> [Task details]: Whenever a line in the records below contains "title", pick it out.

> [Information supplied]:
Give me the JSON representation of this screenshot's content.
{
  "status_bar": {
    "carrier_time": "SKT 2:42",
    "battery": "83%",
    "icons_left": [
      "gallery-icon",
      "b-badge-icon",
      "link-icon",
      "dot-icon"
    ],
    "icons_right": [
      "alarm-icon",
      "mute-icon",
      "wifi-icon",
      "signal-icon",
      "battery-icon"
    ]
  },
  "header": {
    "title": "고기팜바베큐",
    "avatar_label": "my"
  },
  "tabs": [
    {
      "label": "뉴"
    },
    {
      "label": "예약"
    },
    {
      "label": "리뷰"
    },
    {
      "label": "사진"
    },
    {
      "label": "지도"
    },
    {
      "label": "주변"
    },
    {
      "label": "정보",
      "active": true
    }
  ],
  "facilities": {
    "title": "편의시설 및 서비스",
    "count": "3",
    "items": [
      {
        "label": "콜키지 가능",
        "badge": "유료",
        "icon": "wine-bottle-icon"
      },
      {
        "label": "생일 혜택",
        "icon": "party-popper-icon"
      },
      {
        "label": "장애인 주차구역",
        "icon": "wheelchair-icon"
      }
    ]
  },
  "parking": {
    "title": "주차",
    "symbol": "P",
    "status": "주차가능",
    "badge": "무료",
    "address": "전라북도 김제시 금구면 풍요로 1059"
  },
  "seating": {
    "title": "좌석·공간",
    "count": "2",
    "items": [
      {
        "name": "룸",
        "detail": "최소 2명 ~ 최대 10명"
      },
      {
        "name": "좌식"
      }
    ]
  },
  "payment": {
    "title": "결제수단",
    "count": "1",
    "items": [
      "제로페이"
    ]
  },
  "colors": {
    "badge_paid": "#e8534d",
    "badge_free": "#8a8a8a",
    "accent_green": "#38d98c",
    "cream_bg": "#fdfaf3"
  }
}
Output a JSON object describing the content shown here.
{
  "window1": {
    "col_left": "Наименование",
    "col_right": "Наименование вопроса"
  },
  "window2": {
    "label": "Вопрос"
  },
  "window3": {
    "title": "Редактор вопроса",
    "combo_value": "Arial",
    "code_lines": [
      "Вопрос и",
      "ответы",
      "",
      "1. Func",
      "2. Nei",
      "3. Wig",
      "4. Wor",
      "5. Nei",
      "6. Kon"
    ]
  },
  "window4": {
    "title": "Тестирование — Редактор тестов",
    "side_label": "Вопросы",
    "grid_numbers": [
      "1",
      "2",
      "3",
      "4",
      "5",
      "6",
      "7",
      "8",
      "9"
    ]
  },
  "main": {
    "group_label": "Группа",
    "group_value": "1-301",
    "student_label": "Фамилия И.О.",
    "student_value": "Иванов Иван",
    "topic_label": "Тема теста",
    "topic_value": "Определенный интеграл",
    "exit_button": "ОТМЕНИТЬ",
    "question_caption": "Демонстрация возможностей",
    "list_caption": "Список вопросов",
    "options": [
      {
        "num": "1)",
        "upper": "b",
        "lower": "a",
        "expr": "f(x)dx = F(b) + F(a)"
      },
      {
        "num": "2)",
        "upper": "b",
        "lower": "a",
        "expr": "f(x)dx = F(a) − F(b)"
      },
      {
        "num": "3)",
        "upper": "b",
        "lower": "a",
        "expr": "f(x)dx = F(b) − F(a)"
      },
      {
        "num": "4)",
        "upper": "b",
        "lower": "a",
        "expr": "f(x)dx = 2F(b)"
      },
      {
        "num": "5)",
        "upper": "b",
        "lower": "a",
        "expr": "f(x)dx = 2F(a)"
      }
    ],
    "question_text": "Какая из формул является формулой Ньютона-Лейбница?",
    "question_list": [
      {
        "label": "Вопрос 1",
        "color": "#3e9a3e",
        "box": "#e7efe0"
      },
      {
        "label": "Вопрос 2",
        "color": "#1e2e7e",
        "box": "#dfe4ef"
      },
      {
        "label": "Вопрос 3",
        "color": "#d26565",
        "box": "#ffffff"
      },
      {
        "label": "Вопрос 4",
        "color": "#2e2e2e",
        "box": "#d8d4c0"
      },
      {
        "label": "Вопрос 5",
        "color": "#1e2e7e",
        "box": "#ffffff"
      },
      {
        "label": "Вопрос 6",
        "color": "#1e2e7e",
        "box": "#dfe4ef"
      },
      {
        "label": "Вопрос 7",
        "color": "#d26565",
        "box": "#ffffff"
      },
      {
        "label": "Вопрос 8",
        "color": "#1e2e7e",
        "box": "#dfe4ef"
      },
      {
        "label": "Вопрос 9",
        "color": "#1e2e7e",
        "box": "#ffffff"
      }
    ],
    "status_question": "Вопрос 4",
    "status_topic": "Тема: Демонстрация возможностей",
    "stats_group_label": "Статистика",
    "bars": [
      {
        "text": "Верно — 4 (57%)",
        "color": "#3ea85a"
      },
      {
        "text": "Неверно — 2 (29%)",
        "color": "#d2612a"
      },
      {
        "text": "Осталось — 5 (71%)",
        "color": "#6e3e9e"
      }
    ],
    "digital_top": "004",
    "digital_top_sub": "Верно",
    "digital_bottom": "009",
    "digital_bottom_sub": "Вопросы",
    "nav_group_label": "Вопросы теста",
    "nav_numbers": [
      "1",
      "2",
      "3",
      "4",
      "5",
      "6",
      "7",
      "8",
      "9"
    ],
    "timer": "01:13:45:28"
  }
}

> [Response area]:
    "title": "고기팜바베큐",
    "title": "편의시설 및 서비스",
    "title": "주차",
    "title": "좌석·공간",
    "title": "결제수단",
    "title": "Редактор вопроса",
    "title": "Тестирование — Редактор тестов",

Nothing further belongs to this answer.